Start of RECORDS

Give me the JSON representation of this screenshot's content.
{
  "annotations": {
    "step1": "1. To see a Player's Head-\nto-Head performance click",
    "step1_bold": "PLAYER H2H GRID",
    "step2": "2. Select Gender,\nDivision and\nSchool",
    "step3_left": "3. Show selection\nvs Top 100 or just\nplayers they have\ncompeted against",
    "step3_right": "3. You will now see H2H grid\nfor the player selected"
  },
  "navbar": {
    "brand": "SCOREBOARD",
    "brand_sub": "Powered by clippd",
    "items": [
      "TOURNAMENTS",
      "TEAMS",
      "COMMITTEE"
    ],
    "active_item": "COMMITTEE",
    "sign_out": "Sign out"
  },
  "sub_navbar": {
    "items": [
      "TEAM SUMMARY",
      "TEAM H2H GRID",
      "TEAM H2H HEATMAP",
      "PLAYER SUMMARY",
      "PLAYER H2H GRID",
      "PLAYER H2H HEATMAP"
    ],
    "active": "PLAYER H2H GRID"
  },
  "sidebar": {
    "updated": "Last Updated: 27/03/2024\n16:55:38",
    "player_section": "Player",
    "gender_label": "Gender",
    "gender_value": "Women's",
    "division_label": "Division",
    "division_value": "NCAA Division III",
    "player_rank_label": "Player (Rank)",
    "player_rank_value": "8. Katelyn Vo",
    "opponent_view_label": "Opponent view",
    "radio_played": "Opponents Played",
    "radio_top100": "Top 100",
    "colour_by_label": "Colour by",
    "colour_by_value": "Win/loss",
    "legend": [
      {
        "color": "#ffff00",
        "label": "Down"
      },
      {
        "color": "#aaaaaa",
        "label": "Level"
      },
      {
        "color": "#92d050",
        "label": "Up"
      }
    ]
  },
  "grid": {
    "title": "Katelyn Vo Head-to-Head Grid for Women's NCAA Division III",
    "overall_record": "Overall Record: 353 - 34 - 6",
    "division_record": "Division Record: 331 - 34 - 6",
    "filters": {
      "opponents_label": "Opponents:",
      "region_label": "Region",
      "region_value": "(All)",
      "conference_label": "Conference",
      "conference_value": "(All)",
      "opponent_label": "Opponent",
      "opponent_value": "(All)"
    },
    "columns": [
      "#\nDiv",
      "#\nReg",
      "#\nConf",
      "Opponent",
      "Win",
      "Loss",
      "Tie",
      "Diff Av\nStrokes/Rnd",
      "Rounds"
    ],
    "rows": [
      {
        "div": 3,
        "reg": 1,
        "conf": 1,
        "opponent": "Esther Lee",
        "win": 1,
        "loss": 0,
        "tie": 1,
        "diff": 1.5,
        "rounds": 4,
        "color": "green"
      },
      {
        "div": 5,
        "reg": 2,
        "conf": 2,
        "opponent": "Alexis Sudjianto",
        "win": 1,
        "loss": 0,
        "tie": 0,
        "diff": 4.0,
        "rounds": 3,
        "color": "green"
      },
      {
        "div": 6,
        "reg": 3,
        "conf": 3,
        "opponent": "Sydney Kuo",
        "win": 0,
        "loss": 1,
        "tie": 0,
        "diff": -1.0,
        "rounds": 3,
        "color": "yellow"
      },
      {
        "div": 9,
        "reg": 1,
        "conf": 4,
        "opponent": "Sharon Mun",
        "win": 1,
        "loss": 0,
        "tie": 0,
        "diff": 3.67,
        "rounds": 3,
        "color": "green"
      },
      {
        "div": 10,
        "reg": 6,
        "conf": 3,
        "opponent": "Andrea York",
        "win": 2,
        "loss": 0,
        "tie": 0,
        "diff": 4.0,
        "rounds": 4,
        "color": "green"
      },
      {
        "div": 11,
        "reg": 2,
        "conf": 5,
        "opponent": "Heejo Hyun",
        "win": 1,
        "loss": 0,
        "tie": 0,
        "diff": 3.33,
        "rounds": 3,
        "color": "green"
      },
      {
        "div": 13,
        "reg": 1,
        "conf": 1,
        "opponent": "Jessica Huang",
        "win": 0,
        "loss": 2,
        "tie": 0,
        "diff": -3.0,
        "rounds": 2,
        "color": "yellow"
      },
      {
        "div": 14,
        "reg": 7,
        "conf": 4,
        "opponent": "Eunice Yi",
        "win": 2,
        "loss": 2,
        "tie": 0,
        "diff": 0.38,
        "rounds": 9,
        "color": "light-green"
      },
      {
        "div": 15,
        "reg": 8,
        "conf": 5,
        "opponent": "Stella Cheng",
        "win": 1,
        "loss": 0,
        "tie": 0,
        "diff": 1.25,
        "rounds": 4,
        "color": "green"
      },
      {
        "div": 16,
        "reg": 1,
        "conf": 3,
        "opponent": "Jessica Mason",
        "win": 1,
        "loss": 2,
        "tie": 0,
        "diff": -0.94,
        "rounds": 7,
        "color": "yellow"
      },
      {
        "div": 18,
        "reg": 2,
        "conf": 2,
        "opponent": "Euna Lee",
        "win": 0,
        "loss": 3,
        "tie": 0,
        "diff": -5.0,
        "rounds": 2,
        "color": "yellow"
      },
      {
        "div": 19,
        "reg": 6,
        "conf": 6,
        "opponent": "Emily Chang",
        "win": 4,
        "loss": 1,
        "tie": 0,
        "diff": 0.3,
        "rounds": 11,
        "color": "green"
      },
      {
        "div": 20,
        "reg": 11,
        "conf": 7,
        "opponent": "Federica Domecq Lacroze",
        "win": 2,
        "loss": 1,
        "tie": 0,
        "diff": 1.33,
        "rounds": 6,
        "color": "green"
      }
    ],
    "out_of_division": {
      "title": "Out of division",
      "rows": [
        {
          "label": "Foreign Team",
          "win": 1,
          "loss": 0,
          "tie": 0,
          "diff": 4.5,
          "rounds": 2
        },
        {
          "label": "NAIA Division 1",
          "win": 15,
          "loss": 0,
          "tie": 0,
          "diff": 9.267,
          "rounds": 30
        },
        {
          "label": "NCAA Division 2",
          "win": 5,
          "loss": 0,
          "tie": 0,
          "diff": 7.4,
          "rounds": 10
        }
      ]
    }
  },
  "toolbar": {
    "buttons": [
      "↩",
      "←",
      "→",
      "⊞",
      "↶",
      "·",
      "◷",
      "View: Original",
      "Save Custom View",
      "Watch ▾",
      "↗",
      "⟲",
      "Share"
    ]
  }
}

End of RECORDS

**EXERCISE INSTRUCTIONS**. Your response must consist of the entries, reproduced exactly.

**ANSWER BOX**.
Give me the JSON representation of this screenshot's content.
{
  "annotations": {
    "step1": "1. To see a Player's Head-\nto-Head performance click",
    "step1_bold": "PLAYER H2H GRID",
    "step2": "2. Select Gender,\nDivision and\nSchool",
    "step3_left": "3. Show selection\nvs Top 100 or just\nplayers they have\ncompeted against",
    "step3_right": "3. You will now see H2H grid\nfor the player selected"
  },
  "navbar": {
    "brand": "SCOREBOARD",
    "brand_sub": "Powered by clippd",
    "items": [
      "TOURNAMENTS",
      "TEAMS",
      "COMMITTEE"
    ],
    "active_item": "COMMITTEE",
    "sign_out": "Sign out"
  },
  "sub_navbar": {
    "items": [
      "TEAM SUMMARY",
      "TEAM H2H GRID",
      "TEAM H2H HEATMAP",
      "PLAYER SUMMARY",
      "PLAYER H2H GRID",
      "PLAYER H2H HEATMAP"
    ],
    "active": "PLAYER H2H GRID"
  },
  "sidebar": {
    "updated": "Last Updated: 27/03/2024\n16:55:38",
    "player_section": "Player",
    "gender_label": "Gender",
    "gender_value": "Women's",
    "division_label": "Division",
    "division_value": "NCAA Division III",
    "player_rank_label": "Player (Rank)",
    "player_rank_value": "8. Katelyn Vo",
    "opponent_view_label": "Opponent view",
    "radio_played": "Opponents Played",
    "radio_top100": "Top 100",
    "colour_by_label": "Colour by",
    "colour_by_value": "Win/loss",
    "legend": [
      {
        "color": "#ffff00",
        "label": "Down"
      },
      {
        "color": "#aaaaaa",
        "label": "Level"
      },
      {
        "color": "#92d050",
        "label": "Up"
      }
    ]
  },
  "grid": {
    "title": "Katelyn Vo Head-to-Head Grid for Women's NCAA Division III",
    "overall_record": "Overall Record: 353 - 34 - 6",
    "division_record": "Division Record: 331 - 34 - 6",
    "filters": {
      "opponents_label": "Opponents:",
      "region_label": "Region",
      "region_value": "(All)",
      "conference_label": "Conference",
      "conference_value": "(All)",
      "opponent_label": "Opponent",
      "opponent_value": "(All)"
    },
    "columns": [
      "#\nDiv",
      "#\nReg",
      "#\nConf",
      "Opponent",
      "Win",
      "Loss",
      "Tie",
      "Diff Av\nStrokes/Rnd",
      "Rounds"
    ],
    "rows": [
      {
        "div": 3,
        "reg": 1,
        "conf": 1,
        "opponent": "Esther Lee",
        "win": 1,
        "loss": 0,
        "tie": 1,
        "diff": 1.5,
        "rounds": 4,
        "color": "green"
      },
      {
        "div": 5,
        "reg": 2,
        "conf": 2,
        "opponent": "Alexis Sudjianto",
        "win": 1,
        "loss": 0,
        "tie": 0,
        "diff": 4.0,
        "rounds": 3,
        "color": "green"
      },
      {
        "div": 6,
        "reg": 3,
        "conf": 3,
        "opponent": "Sydney Kuo",
        "win": 0,
        "loss": 1,
        "tie": 0,
        "diff": -1.0,
        "rounds": 3,
        "color": "yellow"
      },
      {
        "div": 9,
        "reg": 1,
        "conf": 4,
        "opponent": "Sharon Mun",
        "win": 1,
        "loss": 0,
        "tie": 0,
        "diff": 3.67,
        "rounds": 3,
        "color": "green"
      },
      {
        "div": 10,
        "reg": 6,
        "conf": 3,
        "opponent": "Andrea York",
        "win": 2,
        "loss": 0,
        "tie": 0,
        "diff": 4.0,
        "rounds": 4,
        "color": "green"
      },
      {
        "div": 11,
        "reg": 2,
        "conf": 5,
        "opponent": "Heejo Hyun",
        "win": 1,
        "loss": 0,
        "tie": 0,
        "diff": 3.33,
        "rounds": 3,
        "color": "green"
      },
      {
        "div": 13,
        "reg": 1,
        "conf": 1,
        "opponent": "Jessica Huang",
        "win": 0,
        "loss": 2,
        "tie": 0,
        "diff": -3.0,
        "rounds": 2,
        "color": "yellow"
      },
      {
        "div": 14,
        "reg": 7,
        "conf": 4,
        "opponent": "Eunice Yi",
        "win": 2,
        "loss": 2,
        "tie": 0,
        "diff": 0.38,
        "rounds": 9,
        "color": "light-green"
      },
      {
        "div": 15,
        "reg": 8,
        "conf": 5,
        "opponent": "Stella Cheng",
        "win": 1,
        "loss": 0,
        "tie": 0,
        "diff": 1.25,
        "rounds": 4,
        "color": "green"
      },
      {
        "div": 16,
        "reg": 1,
        "conf": 3,
        "opponent": "Jessica Mason",
        "win": 1,
        "loss": 2,
        "tie": 0,
        "diff": -0.94,
        "rounds": 7,
        "color": "yellow"
      },
      {
        "div": 18,
        "reg": 2,
        "conf": 2,
        "opponent": "Euna Lee",
        "win": 0,
        "loss": 3,
        "tie": 0,
        "diff": -5.0,
        "rounds": 2,
        "color": "yellow"
      },
      {
        "div": 19,
        "reg": 6,
        "conf": 6,
        "opponent": "Emily Chang",
        "win": 4,
        "loss": 1,
        "tie": 0,
        "diff": 0.3,
        "rounds": 11,
        "color": "green"
      },
      {
        "div": 20,
        "reg": 11,
        "conf": 7,
        "opponent": "Federica Domecq Lacroze",
        "win": 2,
        "loss": 1,
        "tie": 0,
        "diff": 1.33,
        "rounds": 6,
        "color": "green"
      }
    ],
    "out_of_division": {
      "title": "Out of division",
      "rows": [
        {
          "label": "Foreign Team",
          "win": 1,
          "loss": 0,
          "tie": 0,
          "diff": 4.5,
          "rounds": 2
        },
        {
          "label": "NAIA Division 1",
          "win": 15,
          "loss": 0,
          "tie": 0,
          "diff": 9.267,
          "rounds": 30
        },
        {
          "label": "NCAA Division 2",
          "win": 5,
          "loss": 0,
          "tie": 0,
          "diff": 7.4,
          "rounds": 10
        }
      ]
    }
  },
  "toolbar": {
    "buttons": [
      "↩",
      "←",
      "→",
      "⊞",
      "↶",
      "·",
      "◷",
      "View: Original",
      "Save Custom View",
      "Watch ▾",
      "↗",
      "⟲",
      "Share"
    ]
  }
}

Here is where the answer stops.